Walker’s plan is simple. If he can revoke public unions’ collective bargaining rights, he can then revoke automatic payment of workers’ dues to union treasuries. Republican Governors in Ohio, Indiana, and New Jersey have taken similar measures.
Shrinking those treasuries and reducing union memberships will make it harder for Democrats and their allies to communicate directly with workers. Destroy the unions, and the GOP will have much better chances going up against an increasingly impregnable Obama in 2012.
But framing the attack on public unions as a precursor to the presidential election, though it makes an absorbing story, misses the larger implications of what Republican governors have on their dockets.
Before announcing his plan to deny collective bargaining rights and reduce public worker compensation, Walker pushed through more than $117 million in tax cuts for businesses.
True, Walker did not create Wisconsin’s debt, but he has contributed to it, and is now asking public unions to bear the burden.
According to the Miami Herald, Florida Governor Rick Scott proposed a budget that cuts $4.8 billion in education funding and gives a $1.5 billion tax break to businesses.
According to the Arizona Republic, the Republican Governor in Arizona proposed a bill which would kick 280,000 people off Medicaid. Then he signed into law $538 million in business tax credits.
Rick Snyder, the Governor of Michigan, asked for $180 million in concessions from the state’s schools after announcing $1.8 billion in business tax cuts, according to the Associated Press.
This, frankly, looks like far more than a campaign strategy. It’s a full-throated push to spur job growth by indulging the business community. Walker and his gubernatorial colleagues are doing all they can to lower unemployment. Their press releases are littered with promises to keep their states competitive in a global economy.
But their strategy amounts to little more than making corporate tax rates as low as those in Bangladesh. Ed Kilgore of the New Republic calls it the “smokestack-chasing” model of growth in which states “subsidize businesses in order to attract capital from elsewhere and avoid its flight to even more benighted locales.”
I am not willing to forgo funding for our schools or health care for our poor as a way to cajole businesses that would just as soon move their operations offshore.

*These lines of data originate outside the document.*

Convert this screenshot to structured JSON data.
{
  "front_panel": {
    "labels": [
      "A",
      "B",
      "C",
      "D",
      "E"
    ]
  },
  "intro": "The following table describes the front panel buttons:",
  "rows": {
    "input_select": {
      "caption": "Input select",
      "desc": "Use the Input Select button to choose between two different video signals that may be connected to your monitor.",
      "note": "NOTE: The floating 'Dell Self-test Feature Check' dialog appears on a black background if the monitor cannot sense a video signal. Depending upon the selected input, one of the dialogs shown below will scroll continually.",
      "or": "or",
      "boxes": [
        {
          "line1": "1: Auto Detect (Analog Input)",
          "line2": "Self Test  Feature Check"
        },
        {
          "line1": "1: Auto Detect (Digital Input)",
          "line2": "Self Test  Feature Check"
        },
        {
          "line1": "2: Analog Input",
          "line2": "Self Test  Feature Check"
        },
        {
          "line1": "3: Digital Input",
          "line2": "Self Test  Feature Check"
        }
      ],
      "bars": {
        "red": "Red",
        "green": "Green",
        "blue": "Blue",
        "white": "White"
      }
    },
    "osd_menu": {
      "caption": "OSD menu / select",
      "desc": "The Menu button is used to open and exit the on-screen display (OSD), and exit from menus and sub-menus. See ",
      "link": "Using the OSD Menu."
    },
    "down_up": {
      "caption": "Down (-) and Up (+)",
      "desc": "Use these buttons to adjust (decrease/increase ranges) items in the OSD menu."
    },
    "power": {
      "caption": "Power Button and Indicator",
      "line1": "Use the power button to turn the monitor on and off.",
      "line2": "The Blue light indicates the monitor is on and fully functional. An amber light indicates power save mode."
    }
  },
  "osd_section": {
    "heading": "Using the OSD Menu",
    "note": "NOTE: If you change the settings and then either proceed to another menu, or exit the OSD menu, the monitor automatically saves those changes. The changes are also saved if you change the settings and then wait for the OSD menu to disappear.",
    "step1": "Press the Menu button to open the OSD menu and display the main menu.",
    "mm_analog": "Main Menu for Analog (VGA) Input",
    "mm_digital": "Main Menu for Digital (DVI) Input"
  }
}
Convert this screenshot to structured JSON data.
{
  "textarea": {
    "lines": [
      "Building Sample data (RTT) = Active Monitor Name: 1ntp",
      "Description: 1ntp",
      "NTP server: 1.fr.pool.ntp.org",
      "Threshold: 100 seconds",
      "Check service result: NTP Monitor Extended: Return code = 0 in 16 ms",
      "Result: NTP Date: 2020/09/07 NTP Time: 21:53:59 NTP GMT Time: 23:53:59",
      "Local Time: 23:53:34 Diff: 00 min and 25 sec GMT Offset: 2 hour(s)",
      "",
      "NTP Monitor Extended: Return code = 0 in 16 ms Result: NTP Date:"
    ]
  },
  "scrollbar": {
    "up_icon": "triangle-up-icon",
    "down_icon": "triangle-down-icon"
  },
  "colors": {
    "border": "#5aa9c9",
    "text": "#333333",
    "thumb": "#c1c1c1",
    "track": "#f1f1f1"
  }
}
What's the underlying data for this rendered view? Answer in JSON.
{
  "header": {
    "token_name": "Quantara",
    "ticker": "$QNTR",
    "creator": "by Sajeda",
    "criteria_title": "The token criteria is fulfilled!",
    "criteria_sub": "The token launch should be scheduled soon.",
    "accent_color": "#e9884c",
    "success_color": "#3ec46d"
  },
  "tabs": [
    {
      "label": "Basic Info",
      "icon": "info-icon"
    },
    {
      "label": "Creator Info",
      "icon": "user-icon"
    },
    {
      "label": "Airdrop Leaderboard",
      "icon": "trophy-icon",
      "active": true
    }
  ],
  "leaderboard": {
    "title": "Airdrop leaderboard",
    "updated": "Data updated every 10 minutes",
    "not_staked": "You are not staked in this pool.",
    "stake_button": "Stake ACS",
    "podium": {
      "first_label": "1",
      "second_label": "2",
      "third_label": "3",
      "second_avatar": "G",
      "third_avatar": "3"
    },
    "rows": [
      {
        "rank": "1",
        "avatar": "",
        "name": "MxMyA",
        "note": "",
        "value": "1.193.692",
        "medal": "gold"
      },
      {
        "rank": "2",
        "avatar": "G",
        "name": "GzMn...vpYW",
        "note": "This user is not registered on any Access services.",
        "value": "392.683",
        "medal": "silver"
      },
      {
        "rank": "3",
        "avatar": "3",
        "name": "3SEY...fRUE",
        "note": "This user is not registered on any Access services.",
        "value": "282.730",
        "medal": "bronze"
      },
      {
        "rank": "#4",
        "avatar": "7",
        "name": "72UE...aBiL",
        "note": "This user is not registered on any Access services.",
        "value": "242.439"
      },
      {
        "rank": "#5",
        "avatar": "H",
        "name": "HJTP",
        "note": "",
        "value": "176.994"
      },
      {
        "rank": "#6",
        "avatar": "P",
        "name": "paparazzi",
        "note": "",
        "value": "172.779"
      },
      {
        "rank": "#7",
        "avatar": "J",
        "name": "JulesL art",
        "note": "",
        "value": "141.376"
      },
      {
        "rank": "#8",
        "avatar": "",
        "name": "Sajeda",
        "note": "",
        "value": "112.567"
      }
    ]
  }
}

Nor am I interested in dismantling the unions that distinguish us from labor markets abroad.
Job growth should not come at the cost of regressing back to the Gilded Age. Eliminating workers’ protections and stifling welfare programs are not the only ways to create jobs, nor is exempting businesses from paying the taxes that everyone else must.
According to the Joint Senate Committee on Taxation, corporations contributed to just 6.6 percent of all the taxes collected in the U.S in 2009. Forty-three percent came from employment taxes, and 44 percent came from individual Americans.
How we have come to discuss the greed of public unions without first considering the massive wealth curdling in the bank accounts of the top 0.1 percent of Americans is beyond me.
The Democratic and Republican parties both need to cleanse themselves of the influence of wealthy interests and address the problems of vast financial power in private hands.
Let’s stop the infighting between those who make $20,000 and those who make $70,000 and turn our attention to the one percent of Americans who make more than $27 million each year — before their bonuses.